updated 04:00 pm EDT, Thu August 20, 2009
Future devices could have conventional LED displays and lights that can flex and otherwise shape around other objects, scientists at the University of Illinois at Urbana-Champaign said today. A discovery published in Science would build LEDs on a film that is chemically dissolved while the lights are held in place. These in turn can be stamped on common surfaces, including hard ones like glass but also rubber and other materials that can bend.
Researcher John Rogers notes that many small LEDs can be joined together to form one coherent display and that they can also be spaced far enough apart to be see-through, such as on a bus window.

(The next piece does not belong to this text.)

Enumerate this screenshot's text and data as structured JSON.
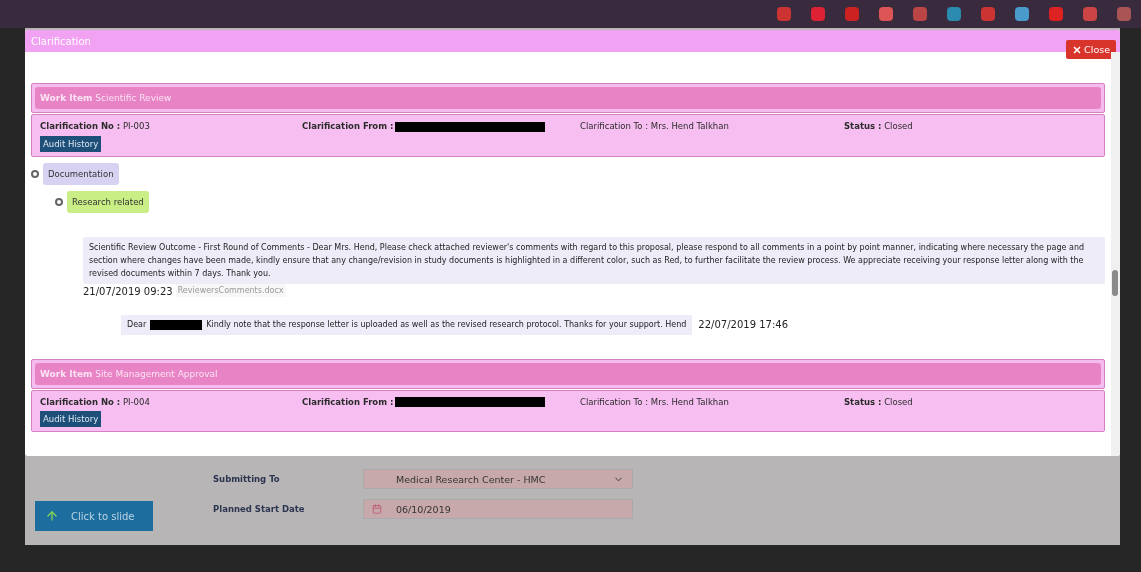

Development has been funded by Ford and may initially be used for wrap-around brake lights, but sufficiently detailed LEDs could be used for small electronics. It's not known when exactly they would reach production. Flexible OLEDs are likely to reach the market sooner as they have been easier to develop, being made of organic and more malleable carbon; however, they typically aren't as bright as inorganic LEDs and are more likely to break.